(WHAT IS REQUIRED):
Count the lines below that contain the word "support" and give only the number.

(GIVEN DATA):
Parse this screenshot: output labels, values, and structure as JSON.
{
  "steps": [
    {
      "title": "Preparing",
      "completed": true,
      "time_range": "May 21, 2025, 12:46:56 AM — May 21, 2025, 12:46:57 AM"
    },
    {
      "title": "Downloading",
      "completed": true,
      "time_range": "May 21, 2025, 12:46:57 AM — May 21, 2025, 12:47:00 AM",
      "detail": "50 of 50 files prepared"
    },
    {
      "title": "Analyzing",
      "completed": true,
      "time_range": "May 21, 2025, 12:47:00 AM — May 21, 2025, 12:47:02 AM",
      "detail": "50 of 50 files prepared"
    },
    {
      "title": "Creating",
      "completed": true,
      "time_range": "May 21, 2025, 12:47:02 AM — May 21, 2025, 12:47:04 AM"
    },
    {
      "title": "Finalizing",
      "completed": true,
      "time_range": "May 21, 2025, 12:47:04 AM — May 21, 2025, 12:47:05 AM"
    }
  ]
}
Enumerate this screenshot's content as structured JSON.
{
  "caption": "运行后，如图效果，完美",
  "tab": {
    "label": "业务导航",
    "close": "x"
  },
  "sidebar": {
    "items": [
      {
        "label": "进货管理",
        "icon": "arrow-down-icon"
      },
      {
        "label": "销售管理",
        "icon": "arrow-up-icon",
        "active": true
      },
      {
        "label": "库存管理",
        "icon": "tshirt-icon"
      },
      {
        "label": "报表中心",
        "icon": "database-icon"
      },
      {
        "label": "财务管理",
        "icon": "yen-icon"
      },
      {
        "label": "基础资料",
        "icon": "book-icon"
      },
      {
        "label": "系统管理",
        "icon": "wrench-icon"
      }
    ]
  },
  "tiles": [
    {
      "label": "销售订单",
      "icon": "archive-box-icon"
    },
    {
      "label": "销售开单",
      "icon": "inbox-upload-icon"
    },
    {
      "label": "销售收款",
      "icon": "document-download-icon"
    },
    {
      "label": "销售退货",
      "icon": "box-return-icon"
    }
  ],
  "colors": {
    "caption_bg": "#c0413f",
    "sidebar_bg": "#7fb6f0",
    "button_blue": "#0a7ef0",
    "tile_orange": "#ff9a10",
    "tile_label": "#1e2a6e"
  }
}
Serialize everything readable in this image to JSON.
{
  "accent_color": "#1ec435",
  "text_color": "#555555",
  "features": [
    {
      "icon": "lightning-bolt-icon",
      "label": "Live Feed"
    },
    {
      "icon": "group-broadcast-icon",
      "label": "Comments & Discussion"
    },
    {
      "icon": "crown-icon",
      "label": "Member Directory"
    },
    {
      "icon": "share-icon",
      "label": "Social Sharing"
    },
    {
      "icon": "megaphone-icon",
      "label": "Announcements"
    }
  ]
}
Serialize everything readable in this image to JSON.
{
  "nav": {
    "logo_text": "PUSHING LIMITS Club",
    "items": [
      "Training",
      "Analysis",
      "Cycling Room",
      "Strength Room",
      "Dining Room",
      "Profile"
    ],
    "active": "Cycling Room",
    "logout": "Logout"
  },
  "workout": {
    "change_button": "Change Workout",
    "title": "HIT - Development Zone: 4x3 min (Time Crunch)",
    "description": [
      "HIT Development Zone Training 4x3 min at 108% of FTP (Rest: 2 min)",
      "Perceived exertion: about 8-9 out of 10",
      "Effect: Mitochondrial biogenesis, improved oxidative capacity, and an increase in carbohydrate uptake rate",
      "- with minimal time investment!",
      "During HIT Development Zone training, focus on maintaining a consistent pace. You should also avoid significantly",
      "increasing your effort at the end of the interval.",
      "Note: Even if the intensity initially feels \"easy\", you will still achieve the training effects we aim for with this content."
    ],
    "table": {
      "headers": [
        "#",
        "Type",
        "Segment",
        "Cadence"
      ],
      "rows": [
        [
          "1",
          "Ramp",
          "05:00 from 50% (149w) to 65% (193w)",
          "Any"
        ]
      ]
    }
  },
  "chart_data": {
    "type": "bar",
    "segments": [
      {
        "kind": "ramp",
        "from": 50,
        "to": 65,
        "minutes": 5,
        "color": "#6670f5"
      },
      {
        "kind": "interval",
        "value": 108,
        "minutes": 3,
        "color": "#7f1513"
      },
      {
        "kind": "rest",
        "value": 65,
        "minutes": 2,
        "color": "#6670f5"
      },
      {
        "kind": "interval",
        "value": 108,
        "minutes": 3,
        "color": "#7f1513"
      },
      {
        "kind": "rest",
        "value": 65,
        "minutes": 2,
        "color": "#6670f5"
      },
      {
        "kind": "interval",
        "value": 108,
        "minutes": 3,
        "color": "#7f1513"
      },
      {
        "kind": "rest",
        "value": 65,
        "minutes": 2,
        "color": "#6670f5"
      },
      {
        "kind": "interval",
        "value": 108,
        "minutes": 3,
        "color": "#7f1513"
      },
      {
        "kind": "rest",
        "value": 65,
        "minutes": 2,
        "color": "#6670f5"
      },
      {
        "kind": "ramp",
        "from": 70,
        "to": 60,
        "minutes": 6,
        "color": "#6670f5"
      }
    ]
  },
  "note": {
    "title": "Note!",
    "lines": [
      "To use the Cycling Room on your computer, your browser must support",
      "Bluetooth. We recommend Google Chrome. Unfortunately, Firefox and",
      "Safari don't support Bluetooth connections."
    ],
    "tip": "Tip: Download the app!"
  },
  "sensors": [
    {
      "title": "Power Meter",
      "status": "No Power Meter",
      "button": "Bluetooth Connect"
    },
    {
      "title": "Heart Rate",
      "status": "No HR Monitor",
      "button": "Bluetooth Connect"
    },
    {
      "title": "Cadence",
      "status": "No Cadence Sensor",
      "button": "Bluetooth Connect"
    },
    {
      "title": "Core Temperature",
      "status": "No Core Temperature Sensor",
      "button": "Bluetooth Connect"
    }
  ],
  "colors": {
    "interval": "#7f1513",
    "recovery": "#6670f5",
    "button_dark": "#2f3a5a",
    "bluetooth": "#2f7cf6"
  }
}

(RESULT FOR THIS TASK):
2